‘You can be a European and be against the EU’
A young camera crew took to the streets and found opposition to the EU is not just for ‘little Englanders’.
Venturing on to the streets of London with a trainee camera crew is always something of a minefield. Will local council jobsworths prevent us filming? They regularly try to. Will anyone stop to have their say? Will the sound be usable against a backdrop of market traders and dub-reggae preachers? And however much you tell yourself that there are plenty of smart people out there, when preparing to interview people on the EU, you always have doubts about the reaction you’ll get.
On the streets of Walthamstow in east London, our doubts faded fast. During the filming of citizen TV channel WORLDbytes’ The View On The Streets feature, we spoke to many eloquent, well-informed citizens seriously concerned about the current economic mess and the EU’s undemocratic set-up. Pro-EU sentiments were harder to find, but the few EU fans we did speak to expressed a barely concealed contempt for the public in justifying the EU’s behind-closed-doors operations.
For example, when asked ‘do you think Britain and other EU member states should be given a referendum on whether they should be part of the EU or not?’, one young woman from Germany replied: ‘That’s a difficult question. It might be okay, but there’s a lot of distortion in public opinion about what the advantages and disadvantages are. I think people have to be educated and then make an educated decision.’
This elitist disdain for the ‘ill-educated’ masses was actually one of the main gripes of many of the people we interviewed. As one young man told us: ‘The issue I think lies with the politicians and their advisers who believe that their general citizens don’t have enough information or are, how shall I put it, simply too dumb to realise the decisions they should make about the economy.’
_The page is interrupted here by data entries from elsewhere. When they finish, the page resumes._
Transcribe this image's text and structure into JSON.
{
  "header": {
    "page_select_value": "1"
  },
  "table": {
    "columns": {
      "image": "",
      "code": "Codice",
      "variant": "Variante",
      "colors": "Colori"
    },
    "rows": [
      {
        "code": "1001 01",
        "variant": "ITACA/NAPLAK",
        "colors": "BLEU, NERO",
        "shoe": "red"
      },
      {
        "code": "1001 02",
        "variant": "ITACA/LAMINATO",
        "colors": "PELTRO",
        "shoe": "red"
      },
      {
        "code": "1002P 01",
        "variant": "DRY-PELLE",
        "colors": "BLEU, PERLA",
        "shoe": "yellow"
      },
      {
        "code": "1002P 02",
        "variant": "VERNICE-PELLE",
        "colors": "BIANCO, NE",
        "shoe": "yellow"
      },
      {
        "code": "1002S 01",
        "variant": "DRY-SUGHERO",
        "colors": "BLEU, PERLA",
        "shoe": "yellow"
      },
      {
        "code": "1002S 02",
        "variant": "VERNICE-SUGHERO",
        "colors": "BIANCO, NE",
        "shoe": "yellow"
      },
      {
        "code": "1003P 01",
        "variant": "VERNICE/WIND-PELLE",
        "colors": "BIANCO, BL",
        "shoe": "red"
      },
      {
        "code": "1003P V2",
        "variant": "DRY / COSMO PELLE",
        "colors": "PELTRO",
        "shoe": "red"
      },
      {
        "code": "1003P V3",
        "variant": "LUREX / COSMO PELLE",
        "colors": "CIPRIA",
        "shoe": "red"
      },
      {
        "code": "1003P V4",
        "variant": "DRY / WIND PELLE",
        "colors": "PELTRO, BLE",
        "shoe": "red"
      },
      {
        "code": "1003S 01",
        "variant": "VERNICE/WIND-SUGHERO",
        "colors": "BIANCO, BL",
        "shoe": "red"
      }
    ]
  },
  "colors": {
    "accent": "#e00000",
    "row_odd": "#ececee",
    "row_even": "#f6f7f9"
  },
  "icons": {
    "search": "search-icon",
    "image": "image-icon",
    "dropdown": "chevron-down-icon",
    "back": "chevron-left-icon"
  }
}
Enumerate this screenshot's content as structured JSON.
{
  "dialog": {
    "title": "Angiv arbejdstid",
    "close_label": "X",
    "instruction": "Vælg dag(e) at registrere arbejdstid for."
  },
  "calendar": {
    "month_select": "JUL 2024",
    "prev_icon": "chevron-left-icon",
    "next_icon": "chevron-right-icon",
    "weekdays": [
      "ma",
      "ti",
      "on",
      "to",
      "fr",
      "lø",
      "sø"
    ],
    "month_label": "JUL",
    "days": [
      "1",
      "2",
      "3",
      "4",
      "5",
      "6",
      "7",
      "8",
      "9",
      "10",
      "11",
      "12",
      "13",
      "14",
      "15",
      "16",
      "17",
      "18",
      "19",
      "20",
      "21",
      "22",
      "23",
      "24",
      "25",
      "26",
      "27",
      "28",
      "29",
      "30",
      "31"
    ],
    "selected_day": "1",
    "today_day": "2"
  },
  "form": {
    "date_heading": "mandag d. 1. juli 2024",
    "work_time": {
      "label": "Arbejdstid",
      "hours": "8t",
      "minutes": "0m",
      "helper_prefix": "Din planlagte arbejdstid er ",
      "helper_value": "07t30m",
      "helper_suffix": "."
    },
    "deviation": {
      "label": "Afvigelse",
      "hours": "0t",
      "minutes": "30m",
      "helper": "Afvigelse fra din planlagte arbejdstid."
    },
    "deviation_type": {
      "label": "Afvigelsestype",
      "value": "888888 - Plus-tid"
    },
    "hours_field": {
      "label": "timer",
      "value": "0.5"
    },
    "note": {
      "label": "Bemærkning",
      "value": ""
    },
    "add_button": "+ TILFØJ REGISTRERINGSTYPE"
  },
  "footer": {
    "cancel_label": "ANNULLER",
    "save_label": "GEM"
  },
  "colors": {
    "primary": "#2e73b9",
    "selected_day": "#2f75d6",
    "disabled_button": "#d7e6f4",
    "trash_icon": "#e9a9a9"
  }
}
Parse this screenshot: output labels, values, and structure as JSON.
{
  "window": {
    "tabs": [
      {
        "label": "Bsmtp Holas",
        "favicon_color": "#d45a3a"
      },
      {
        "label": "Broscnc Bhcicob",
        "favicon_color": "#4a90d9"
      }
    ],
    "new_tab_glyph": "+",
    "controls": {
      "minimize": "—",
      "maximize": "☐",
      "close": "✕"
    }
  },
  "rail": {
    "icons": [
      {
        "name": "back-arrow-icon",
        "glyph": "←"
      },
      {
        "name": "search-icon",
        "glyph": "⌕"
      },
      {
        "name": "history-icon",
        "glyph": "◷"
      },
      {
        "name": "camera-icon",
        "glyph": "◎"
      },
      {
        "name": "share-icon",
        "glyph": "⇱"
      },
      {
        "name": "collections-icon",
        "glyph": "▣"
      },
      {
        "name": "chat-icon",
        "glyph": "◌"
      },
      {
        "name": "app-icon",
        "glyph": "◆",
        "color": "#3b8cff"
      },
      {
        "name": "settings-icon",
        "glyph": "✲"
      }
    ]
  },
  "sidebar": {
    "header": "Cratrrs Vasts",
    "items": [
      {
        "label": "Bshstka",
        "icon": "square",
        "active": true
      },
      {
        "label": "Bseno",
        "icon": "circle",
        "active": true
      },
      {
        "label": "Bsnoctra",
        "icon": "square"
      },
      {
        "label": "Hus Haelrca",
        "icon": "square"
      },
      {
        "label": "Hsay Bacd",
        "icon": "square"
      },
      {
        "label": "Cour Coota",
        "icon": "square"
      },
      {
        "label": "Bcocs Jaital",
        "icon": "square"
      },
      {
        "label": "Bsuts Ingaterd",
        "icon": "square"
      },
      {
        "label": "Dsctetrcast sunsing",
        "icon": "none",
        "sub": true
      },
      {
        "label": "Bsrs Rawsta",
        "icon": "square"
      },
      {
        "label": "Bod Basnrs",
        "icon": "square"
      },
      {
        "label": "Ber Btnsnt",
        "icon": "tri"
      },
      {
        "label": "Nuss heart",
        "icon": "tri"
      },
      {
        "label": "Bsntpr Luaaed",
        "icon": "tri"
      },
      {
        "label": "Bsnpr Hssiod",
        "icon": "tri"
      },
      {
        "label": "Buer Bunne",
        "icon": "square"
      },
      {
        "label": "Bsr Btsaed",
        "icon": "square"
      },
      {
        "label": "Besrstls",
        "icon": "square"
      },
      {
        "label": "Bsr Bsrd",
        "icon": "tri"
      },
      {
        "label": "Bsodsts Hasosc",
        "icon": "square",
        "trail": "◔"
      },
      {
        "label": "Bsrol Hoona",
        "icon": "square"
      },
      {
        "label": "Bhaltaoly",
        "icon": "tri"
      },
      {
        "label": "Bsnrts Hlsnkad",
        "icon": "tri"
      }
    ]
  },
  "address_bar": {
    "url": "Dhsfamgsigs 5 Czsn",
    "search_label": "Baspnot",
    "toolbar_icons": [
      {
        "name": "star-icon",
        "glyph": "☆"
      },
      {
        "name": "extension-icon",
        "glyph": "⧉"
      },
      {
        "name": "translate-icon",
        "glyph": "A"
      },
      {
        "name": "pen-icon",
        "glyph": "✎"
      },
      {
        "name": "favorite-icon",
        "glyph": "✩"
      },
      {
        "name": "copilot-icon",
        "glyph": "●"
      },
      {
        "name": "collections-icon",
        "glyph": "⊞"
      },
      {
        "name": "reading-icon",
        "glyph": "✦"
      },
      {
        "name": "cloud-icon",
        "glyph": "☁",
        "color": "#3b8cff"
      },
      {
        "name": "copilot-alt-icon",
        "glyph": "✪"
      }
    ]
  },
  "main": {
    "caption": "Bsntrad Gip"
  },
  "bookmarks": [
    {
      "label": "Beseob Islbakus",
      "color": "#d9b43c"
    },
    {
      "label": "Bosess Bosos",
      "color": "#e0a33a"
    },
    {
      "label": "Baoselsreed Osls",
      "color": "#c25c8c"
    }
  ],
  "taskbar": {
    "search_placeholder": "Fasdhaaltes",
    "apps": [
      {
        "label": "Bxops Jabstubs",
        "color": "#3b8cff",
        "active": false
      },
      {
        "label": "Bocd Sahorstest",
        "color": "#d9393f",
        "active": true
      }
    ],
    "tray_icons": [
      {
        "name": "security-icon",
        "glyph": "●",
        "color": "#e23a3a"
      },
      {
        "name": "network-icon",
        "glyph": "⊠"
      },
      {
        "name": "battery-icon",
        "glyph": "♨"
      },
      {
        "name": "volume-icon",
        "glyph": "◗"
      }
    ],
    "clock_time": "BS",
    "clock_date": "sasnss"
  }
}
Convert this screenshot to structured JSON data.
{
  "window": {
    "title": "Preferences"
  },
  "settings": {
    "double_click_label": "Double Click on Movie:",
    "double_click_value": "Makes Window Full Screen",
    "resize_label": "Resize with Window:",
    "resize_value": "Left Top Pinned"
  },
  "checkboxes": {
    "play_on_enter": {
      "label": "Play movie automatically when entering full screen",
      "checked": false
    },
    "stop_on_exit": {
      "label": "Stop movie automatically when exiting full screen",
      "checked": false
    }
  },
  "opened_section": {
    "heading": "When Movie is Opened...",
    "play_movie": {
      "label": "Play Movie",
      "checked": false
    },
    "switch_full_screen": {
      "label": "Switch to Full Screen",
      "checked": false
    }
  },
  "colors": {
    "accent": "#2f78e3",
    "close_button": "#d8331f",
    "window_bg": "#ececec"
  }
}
On the contrary, he argued, ‘if there are any people who know most about the economy it’s the general public who are working, running businesses and being employees. They are in the best position, more than the politicians themselves.’
‘The View On The Streets: The European Union’, WORLDbytes.
When our interviewers suggested to those critical of the EU that ‘some people argue that if you’re against the EU you’re bigoted, you’re a nationalist, and you’re a racist’, the answers we got were salutary. As one man explained: ‘We disagree with our own families, we disagree with our own governments, with our own councils, that doesn’t make us racist or anything else, does it?’
Another responded: ‘It’s nothing to do with that. This is just the opinion of some people. I’ll give you an example, the case of Greece. Their ex-prime minister, the one who resigned, he promised to give a referendum to the people and suddenly they just pushed him away and bring in another prime minister so there is no referendum. Where is the democracy here? Democracy is supposed to be the voice and choice of people. They make the law in Belgium, not in Britain, France, Germany or anywhere. There is a group of people making the law for the rest of us.’
The anger at the EU expressed by many we spoke to was clearly not fuelled by ignorance, parochialism or bigotry. Rather, as one person said, ‘It’s just become its own power, and it’s like a giant Vatican City. It’s beholden to no one; they just make up their own rules. It’s just really backwards and I don’t understand why we put up with it, to be honest.’
The EU’s contempt for democracy and the will of the people was also not lost on those we spoke to: ‘I mean Ireland had a referendum and Greece wanted to have a referendum. One of them had a referendum and the people said no, we don’t want these laws and the EU said, do it again and this time vote yes. How can they get away with that? Who decided that we should give up our rights…? It’s like a company. I wouldn’t trust a company with my rights. That’s why we have governments because they’re built for the people.’
Many of the people we spoke to mounted a defence of national sovereignty, but not for xenophobic reasons. As one person argued, ‘[the EU] has been created to strip every single country of their sovereignty. So the law is not made in every single country, the law is made in Belgium and it is part of the new world order… and they have broken all the sovereignty of all the countries like they have done in Iraq, in Libya, in too many countries. This is the idea of the EU. There is nothing good about it basically… What is democracy? Democracy is not just the voice of Tony Blair or David Cameron or Sarkozy or whoever, it is the voice of people, it is the voice of me.’
Coupled with this sense of the importance of democracy was a disgust at the hypocrisy of Western governments’ support for uprisings in the Arab world. ‘We’ve just spent a whole year celebrating all these places in Africa and the Middle East having their tyrannical governments overthrown and people getting their power back, and here we are at the same time saying let’s get back to our own issues and give more power to the EU.’
But being against the EU did not mean the people we spoke to were anti-European. One young Romanian woman explained that, to her, ‘being European means we should all have the same rights and freedom of movement to go and work in other countries… You can be a European and be against the EU at the same time because the EU imposes on governments what to do with their money and who to elect and people don’t have any say about that. That is just not democratic at all. Being a European has nothing to do with the EU anymore and that’s really sad.’
Our experiences speaking to a wide range of people on the streets of London show that opposition to the EU is not the preserve of bigoted ‘little Englanders’, as some Europhile journalists and politicians would like to have you think. Far from it, in fact.